Mr. Sobodowski serves as the CEO of SmartFleet, Inc. and Fleet Engineering Inc., both Florida based, privately held engineering firms. SmartFleet provides virtual based, fleet management systems to the automotive fleet industry and has partnered with the fourth largest oil company in the world. Fleet Engineering designs biomedical equipment and systems. Sobodowski holds multiple U.S. and foreign patents, and has an extensive background in advanced logic and microprocessor system design.
Sobodowski serves as an Associate Director at Tallahassee Memorial Hospital and provides patients and hospital staff with Chaplaincy services. He has also served as a full time Pastor in Alabama and Florida and part-time Pastor in Kentucky and Illinois.
Joe is passionate about his involvement with Tallahassee Memorial Hospital and Florida State University because he believes that philanthropy coordinated through the TMH Foundation and FSU Foundation in support of the College of Medicine and Veteran’s Center is a wise investment in the future of our Community
He is a 12 year Viet Nam era US Air Force Veteran. His assignments included support of Military Flight Operations through his Weather Equipment Maintenance expertise. He was assigned as NCOIC of Maintenance for the Weather Detachment at Fort Knox, Kentucky with less than two years of Military Service and was selected to attend the Advanced Weather Equipment Technician School with less than three years Military Service. Upon graduation, he was assigned Instructor Duty and subsequently honored as the Enlisted Instructor of the Year (1970) for Chanute Air Force Base (Rantoul, Illinois) and is proud to serve on the Florida State University Veteran’s Legacy Center Board
Sobodowski also owns an Art Gallery and Photography Studio and serves on the Board of Directors for The Artist Series, a Tallahassee based, not-for profit organization that presents Classical Music Concerts featuring internationally renowned artists.
He is a retired educator with more than 33 years of experience, including assignments as a Visiting Associate Professor of Electrical Engineering Technology at Florida International University and as an Adjunct Professor and full-time Electronics Technology faculty at Miami-Dade Community College.

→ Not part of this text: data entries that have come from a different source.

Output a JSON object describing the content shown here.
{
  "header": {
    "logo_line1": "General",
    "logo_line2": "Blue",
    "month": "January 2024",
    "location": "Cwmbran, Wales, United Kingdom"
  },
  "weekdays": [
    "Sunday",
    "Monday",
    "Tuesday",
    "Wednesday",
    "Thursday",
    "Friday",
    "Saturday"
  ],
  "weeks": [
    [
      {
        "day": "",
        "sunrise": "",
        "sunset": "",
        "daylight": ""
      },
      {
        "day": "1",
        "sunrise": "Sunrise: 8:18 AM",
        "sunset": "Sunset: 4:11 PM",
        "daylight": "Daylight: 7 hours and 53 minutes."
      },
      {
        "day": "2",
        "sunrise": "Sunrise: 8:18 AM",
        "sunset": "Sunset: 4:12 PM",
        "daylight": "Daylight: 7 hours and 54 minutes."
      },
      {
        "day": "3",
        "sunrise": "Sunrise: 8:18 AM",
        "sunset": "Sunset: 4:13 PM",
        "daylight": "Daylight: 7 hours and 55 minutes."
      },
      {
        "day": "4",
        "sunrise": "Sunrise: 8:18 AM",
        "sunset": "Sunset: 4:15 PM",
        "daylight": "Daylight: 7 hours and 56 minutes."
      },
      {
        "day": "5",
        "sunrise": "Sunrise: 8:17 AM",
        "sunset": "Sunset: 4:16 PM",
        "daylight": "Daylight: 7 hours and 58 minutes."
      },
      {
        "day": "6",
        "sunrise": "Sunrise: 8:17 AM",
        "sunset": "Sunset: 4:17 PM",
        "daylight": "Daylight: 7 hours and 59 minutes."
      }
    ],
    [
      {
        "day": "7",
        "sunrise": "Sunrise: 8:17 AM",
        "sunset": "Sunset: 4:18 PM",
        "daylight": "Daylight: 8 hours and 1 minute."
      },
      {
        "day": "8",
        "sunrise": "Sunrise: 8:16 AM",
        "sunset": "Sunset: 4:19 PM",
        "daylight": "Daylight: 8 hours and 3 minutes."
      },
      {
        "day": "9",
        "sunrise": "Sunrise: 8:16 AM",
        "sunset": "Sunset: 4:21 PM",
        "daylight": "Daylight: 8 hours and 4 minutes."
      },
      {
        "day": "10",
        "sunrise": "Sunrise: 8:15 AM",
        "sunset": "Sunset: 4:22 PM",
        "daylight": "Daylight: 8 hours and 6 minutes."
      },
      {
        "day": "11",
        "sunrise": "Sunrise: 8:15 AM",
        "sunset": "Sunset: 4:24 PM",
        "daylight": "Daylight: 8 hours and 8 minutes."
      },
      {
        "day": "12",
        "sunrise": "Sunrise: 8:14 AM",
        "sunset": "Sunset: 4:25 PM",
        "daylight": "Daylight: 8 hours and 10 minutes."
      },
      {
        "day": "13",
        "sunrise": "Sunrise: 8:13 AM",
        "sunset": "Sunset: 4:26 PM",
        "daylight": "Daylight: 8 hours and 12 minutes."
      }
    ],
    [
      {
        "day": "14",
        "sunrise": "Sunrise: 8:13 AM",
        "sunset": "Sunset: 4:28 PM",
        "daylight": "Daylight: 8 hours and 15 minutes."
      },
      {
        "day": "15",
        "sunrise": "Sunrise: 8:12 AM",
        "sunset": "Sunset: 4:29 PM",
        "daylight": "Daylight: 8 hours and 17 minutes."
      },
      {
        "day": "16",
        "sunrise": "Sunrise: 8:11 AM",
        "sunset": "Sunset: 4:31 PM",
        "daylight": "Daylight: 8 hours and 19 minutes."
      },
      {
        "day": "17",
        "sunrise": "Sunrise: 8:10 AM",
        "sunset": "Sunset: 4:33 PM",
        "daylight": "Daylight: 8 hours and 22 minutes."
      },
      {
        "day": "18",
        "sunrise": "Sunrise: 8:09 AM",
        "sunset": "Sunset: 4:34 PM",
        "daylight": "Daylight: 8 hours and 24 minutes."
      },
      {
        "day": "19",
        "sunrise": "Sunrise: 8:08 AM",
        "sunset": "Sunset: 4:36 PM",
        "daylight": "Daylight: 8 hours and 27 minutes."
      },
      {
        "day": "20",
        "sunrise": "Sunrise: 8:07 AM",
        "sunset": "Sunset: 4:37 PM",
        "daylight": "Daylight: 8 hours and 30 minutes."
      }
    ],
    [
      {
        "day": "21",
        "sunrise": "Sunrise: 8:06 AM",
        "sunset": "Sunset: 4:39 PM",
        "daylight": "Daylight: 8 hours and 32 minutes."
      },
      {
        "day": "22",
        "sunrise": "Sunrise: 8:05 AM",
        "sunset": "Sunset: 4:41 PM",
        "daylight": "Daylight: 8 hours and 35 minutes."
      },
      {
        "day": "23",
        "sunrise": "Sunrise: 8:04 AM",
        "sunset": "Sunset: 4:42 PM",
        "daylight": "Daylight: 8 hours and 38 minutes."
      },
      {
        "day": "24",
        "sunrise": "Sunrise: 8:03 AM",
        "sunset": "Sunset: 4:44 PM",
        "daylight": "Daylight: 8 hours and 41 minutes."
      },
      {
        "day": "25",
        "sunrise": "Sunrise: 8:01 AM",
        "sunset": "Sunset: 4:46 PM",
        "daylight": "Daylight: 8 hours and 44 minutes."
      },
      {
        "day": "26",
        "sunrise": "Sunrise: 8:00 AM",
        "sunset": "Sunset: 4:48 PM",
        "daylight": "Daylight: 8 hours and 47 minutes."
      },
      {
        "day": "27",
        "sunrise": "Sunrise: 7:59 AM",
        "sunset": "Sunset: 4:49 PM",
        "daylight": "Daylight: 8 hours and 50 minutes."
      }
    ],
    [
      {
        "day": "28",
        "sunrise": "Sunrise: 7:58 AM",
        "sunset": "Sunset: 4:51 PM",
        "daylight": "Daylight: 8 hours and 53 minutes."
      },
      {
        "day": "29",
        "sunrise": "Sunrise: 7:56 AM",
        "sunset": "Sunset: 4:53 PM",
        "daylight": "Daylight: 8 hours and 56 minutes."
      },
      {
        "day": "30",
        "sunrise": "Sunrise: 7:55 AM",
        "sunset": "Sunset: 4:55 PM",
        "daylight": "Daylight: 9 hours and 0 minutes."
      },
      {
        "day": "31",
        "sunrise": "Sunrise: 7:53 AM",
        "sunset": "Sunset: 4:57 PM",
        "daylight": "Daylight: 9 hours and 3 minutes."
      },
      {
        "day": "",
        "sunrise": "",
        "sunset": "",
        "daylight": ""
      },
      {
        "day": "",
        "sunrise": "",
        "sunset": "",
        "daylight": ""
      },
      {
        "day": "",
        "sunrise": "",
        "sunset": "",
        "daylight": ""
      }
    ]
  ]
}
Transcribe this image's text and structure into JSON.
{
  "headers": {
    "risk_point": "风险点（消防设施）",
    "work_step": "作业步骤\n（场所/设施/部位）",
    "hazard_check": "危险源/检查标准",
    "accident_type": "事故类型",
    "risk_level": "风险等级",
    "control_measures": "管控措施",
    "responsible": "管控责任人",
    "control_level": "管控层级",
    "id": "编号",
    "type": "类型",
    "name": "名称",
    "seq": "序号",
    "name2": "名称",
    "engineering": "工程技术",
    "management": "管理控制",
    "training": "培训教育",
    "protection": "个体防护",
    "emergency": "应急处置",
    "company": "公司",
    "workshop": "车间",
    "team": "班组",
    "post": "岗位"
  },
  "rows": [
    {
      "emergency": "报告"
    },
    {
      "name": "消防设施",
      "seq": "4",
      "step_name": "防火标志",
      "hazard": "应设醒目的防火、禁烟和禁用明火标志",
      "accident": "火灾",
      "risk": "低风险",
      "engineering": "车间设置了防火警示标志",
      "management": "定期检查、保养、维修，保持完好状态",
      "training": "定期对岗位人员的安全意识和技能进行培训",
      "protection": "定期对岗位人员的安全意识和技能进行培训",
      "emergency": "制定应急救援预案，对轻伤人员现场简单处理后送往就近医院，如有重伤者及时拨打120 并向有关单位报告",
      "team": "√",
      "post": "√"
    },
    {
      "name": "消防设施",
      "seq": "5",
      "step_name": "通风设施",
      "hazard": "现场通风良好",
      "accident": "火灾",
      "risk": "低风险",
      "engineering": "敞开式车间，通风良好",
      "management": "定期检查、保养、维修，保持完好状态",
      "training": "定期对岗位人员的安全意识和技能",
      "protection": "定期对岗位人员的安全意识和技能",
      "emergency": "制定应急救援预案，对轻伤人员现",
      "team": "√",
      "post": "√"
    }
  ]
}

He implemented an innovative engineering program whereby Southwest Miami High School students were integrated into third and fourth year engineering classes with regular university students and were able to graduate high school with an aggregate 27 transferrable semester credits from Florida International University and Miami-Dade Community College. The program was the only one of its kind in the United States.
He was asked by the Superintendent of Miami-Dade County Public Schools to serve as the Director of Workforce Development. He was responsible for drafting new and analyzing proposed education related federal/state legislation, develop lobbying strategies and advise executive management regarding the operational impact of proposed initiatives on the school district. He worked collaboratively with state and district personnel in the development and implementation of administrative and fiscal policies, legal and budget documents, as well as writing and coordinating federal/state grants in support of economic development and school district involvement with business and industry as it related to the State of Florida Performance-Based Incentive Funding System and Workforce Development.
His career as an educator also included being faculty at Florida State University’s Developmental Research School where he implemented an award winning engineering program. His students were taught third year; Civil Engineering courses in Land Surveying and Introduction to Structures, Electrical Engineering courses in Network Analysis and Digital Design, and he developed a partnership with Flightline (a major Fixed Based Operator at Tallahassee International Airport) where students were taught Pilot Ground School coursework and aircraft ground operations. Students operated live aircraft. This unique program also was the only one of its kind in the United States.